TASK INSTRUCTIONS: In the data that follows, count the lines where "image" appears, and write only the number.

Web page and app entries:
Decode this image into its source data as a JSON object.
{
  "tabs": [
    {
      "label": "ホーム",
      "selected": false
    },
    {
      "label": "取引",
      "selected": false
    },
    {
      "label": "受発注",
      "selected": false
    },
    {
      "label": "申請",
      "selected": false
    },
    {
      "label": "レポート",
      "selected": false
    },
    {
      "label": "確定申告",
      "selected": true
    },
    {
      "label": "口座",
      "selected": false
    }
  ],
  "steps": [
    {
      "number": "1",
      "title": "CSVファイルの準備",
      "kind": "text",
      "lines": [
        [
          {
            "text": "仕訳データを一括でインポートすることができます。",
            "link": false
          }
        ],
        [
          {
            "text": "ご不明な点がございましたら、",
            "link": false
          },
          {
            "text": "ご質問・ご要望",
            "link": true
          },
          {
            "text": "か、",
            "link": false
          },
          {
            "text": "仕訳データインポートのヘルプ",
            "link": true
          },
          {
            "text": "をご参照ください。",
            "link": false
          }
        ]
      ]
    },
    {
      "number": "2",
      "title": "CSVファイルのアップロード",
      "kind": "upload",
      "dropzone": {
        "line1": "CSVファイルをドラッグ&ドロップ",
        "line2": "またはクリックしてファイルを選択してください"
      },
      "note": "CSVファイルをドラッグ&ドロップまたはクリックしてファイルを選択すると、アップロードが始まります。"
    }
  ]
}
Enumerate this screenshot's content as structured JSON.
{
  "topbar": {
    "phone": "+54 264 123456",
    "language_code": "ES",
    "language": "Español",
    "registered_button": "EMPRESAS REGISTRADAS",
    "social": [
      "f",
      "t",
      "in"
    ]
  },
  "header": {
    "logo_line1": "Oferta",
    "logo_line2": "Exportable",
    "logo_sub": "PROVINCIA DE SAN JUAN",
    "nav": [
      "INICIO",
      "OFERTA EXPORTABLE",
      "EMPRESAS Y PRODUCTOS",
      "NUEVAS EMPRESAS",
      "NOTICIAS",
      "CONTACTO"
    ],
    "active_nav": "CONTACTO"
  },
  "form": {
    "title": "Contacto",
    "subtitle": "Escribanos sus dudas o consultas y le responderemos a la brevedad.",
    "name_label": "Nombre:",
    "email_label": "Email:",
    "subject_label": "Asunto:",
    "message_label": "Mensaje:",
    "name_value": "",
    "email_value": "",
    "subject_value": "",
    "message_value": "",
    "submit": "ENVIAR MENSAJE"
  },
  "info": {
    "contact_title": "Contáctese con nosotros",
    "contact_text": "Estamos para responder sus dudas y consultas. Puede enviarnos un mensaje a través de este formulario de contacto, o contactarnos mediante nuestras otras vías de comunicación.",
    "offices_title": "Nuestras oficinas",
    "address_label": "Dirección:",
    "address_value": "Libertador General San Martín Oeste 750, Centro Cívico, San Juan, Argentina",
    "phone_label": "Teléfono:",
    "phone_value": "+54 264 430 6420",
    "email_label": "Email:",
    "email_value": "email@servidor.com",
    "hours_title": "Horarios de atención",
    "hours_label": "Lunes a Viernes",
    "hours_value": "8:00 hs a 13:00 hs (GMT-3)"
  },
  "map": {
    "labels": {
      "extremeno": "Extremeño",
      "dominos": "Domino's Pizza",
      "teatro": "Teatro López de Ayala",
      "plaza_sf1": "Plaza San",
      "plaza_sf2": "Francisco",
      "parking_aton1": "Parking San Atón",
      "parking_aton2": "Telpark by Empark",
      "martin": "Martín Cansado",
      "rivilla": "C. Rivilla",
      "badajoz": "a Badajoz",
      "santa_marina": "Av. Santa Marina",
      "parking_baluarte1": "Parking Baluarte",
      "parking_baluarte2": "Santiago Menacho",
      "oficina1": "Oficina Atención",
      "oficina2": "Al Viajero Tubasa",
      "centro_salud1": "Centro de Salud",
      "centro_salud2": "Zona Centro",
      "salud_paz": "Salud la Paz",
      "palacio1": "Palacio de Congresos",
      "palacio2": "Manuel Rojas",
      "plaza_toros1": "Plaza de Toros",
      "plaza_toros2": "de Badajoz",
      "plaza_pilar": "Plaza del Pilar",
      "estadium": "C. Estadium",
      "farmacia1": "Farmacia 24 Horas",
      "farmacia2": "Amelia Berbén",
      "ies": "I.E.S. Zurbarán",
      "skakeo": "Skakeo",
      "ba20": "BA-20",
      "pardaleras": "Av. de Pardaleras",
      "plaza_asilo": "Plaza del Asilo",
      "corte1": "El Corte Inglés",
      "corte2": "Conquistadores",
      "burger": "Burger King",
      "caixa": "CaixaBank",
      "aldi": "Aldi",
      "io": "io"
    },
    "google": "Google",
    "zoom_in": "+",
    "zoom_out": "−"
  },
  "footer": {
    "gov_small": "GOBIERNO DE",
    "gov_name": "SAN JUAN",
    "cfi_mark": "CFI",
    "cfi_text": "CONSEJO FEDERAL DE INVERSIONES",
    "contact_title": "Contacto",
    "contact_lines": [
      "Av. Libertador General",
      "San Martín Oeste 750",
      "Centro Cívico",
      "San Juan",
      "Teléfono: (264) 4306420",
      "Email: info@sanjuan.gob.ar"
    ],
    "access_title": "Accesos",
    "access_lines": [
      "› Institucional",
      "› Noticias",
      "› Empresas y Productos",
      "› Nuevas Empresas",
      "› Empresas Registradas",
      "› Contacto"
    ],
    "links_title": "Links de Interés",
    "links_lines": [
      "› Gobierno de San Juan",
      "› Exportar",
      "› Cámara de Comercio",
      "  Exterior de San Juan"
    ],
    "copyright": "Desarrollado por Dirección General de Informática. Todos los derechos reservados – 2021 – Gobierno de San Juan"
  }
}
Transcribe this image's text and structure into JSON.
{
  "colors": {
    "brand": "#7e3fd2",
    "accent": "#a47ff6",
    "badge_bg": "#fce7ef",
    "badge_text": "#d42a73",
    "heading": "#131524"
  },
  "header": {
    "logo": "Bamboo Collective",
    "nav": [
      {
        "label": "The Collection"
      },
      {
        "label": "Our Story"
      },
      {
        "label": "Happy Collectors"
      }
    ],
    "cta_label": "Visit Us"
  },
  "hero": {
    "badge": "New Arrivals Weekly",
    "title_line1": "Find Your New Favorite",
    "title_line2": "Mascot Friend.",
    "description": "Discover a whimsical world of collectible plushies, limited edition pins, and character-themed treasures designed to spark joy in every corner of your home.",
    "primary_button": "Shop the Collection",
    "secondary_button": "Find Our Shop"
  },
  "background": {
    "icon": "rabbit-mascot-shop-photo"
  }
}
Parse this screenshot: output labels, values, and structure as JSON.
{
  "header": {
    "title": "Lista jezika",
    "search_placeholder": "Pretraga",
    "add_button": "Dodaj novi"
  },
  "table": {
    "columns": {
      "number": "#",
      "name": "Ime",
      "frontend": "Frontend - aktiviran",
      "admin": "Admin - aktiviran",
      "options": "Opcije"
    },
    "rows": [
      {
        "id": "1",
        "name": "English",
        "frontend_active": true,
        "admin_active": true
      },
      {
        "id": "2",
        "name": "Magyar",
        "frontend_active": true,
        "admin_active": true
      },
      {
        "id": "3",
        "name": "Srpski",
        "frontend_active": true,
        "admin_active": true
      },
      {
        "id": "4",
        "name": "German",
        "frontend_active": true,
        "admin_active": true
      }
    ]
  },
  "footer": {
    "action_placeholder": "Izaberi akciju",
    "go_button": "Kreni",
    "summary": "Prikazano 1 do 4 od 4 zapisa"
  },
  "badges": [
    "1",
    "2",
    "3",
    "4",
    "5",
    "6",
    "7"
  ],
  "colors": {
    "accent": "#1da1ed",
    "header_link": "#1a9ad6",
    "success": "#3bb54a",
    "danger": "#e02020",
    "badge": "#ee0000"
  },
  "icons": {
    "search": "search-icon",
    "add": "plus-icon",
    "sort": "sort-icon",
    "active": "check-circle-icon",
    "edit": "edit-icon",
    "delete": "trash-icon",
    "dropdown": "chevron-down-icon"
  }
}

TASK OUTPUT: 2